YouTube does have a feature that allows channels to offer paid subscriptions but it is rarely used by creators (they have to enable it). For channels that do, it is unclear to viewers what the benefits of subscribing are.
Subscriptions and paid content have never been a focus for YouTube. As I mentioned earlier, YouTube Premium focuses on removing ads rather than high-quality content. There is no way (that I know of) to create paid exclusive or by-donation content on YouTube.
Opportunities remain for high-quality, medium length (two to twenty minutes long) content. This content requires more investment from creators and would be supported by viewers paying directly.
A group of YouTubers created Nebula, a creator-driven video streaming service. For $3 per month, viewers can support these creators directly and gain access to exclusive content. Nebula features some of YouTube’s highest quality creators, but is yet to truly compete with YouTube. It is added evidence of interest and opportunity for high-quality, medium length content.
A big competitor here will be Quibi, the medium length subscription video platform with shows from top talent and billions of dollars in venture backing. Quibi will compete for time currently spent watching YouTube and is a direct competitor taking advantage of this opportunity. I plan to write more about Quibi soon.
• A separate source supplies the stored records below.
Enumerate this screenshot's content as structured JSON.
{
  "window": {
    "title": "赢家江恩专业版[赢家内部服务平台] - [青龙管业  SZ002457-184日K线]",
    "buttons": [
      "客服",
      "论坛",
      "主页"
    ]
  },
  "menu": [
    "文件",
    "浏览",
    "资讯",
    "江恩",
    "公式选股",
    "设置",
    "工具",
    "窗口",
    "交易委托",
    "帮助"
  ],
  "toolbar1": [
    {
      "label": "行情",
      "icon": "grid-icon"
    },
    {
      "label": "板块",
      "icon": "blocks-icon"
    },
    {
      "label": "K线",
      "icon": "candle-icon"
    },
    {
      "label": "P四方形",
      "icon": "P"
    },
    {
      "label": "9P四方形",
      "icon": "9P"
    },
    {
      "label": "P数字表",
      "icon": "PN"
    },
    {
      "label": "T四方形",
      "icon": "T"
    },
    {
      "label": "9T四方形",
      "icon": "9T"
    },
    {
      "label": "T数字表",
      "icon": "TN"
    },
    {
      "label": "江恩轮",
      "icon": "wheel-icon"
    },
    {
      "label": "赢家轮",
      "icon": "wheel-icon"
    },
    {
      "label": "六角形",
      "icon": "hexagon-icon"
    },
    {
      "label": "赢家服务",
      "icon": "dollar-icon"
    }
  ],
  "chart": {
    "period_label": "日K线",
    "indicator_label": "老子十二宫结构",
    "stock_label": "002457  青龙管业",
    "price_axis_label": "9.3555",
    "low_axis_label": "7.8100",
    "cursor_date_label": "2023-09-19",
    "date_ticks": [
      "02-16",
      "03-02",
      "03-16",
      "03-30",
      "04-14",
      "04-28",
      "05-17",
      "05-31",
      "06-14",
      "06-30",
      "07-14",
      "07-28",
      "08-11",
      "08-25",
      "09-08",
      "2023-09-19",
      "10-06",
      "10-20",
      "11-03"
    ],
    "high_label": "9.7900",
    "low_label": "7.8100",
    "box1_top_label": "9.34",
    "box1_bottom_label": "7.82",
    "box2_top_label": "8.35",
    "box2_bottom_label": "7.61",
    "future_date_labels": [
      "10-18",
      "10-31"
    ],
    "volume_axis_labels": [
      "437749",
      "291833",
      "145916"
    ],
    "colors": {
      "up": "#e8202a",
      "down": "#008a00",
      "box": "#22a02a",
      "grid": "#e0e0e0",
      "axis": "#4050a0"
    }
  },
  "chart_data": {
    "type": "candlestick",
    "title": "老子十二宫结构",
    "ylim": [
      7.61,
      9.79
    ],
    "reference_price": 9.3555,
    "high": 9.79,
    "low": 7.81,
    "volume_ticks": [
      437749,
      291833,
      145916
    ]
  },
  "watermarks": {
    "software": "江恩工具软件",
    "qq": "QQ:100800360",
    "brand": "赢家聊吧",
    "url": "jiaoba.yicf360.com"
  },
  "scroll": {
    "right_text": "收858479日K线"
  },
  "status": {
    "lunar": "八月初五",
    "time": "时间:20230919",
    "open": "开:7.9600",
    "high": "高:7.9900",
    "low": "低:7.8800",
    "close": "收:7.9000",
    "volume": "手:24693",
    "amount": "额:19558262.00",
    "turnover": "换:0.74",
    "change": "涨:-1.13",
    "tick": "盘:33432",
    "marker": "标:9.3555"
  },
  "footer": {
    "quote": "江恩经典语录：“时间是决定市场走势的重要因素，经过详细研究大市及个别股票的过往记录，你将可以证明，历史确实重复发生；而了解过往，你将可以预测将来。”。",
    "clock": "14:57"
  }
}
Any videos related to big dollar products such as travel, cooking, beauty, fashion, and toys all could be disrupted. YouTube does a bad job of selling products in videos. I have never bought something from a YouTube video. Everyone knows the links are in the description and everyone ignores them. I assume top viewers would buy more than $20 per year’s worth of products in these categories.
Video commerce is an area that could be unbundled from YouTube. There are videos where a referral/affiliate commission could make more than the ads if the products were promoted better. YouTube added the ability to add a featured products bar; it is rarely used. Selling products through videos is an afterthought for YouTube.
Many people make money selling products on Facebook, Instagram, Twitter, and blogs. It is a serious feature of the platforms. For YouTube, this isn’t true. Ads are still the most important feature.
There is opportunities for other platforms or an entirely new platform to figure out online video selling. There is commission revenue waiting to be capitalized on by the right idea. Many platforms have minor features (TikTok, Instagram, Facebook Ads) but no platform exists for the primary purpose of selling items through video.
YouTube faces an innovator’s dilemma. They have not innovated their product in key ways, and are not able to. YouTube’s competitive advantages remain free hosting, search, and a long tail of recommendations. They will continue to focus on monetizing videos with ads. This leaves opportunities for YouTube’s unbundling by new entrants.
Social video on sites like Instagram and TikTok as well as streaming sites like Twitch and education subscriptions like MasterClass are already taking advantage of opportunities. These sites continue to grow their watch time and revenue.
There is an opportunity for more unbundling. A subscription platform for medium length videos like Quibi could be a major competitor. The continued growth of ecommerce could also create opportunities for a video platform more connected with selling stuff.
I will continue to use YouTube. It will remain a core internet site and a key piece of Google’s business. It will not have as dominate a position in internet video as it once had.